Page and application data records
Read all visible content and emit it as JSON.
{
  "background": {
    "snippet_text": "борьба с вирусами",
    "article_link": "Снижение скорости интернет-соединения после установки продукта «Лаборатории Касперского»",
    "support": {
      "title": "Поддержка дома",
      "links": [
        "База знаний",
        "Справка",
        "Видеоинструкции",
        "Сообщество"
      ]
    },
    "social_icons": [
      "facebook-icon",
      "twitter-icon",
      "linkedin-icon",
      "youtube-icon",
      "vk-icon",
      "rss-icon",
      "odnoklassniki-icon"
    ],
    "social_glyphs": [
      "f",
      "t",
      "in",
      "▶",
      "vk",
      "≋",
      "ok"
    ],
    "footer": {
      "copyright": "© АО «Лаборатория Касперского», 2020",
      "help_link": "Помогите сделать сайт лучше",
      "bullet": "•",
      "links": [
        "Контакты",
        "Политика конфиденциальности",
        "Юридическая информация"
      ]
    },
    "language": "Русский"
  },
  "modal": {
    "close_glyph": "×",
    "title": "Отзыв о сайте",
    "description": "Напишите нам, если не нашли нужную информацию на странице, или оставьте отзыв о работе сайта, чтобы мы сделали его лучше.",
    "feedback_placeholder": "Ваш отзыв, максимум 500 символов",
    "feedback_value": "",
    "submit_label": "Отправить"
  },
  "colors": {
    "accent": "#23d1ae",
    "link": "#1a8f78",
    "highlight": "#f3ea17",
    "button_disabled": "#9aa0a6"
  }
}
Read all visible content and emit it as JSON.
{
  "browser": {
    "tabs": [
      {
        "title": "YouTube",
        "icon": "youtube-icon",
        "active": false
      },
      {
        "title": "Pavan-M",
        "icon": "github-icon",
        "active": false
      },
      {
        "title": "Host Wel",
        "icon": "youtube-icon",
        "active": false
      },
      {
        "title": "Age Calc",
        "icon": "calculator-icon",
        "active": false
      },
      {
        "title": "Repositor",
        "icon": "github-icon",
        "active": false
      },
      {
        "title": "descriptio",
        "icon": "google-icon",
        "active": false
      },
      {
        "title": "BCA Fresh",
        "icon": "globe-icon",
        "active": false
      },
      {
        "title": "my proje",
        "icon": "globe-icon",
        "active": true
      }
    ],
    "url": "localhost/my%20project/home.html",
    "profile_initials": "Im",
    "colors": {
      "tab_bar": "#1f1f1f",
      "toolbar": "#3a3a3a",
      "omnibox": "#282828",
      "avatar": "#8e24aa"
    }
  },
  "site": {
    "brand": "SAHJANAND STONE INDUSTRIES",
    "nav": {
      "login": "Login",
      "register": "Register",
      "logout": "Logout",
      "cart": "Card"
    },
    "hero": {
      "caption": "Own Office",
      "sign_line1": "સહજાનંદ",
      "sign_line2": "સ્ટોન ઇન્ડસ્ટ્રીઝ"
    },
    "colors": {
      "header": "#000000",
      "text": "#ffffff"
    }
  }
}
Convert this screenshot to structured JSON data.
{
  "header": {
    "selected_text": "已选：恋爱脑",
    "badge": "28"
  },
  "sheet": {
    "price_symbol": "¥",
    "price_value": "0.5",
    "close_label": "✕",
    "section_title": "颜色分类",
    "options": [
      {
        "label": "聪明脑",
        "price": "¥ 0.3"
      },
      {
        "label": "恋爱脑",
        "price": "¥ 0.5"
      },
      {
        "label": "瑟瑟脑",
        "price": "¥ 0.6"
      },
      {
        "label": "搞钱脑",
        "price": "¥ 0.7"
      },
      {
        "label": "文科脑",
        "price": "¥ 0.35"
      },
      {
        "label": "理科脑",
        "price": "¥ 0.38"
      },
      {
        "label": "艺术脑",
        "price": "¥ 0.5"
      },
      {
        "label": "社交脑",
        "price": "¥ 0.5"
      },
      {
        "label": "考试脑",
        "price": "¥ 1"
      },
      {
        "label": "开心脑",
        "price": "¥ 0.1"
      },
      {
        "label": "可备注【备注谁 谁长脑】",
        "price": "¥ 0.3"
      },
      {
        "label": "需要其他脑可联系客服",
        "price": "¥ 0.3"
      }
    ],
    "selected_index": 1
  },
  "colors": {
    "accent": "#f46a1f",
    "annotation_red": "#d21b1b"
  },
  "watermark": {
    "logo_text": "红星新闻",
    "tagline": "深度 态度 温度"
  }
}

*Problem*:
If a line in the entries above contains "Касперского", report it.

*Solution for this exercise*:
    "article_link": "Снижение скорости интернет-соединения после установки продукта «Лаборатории Касперского»",
      "copyright": "© АО «Лаборатория Касперского», 2020",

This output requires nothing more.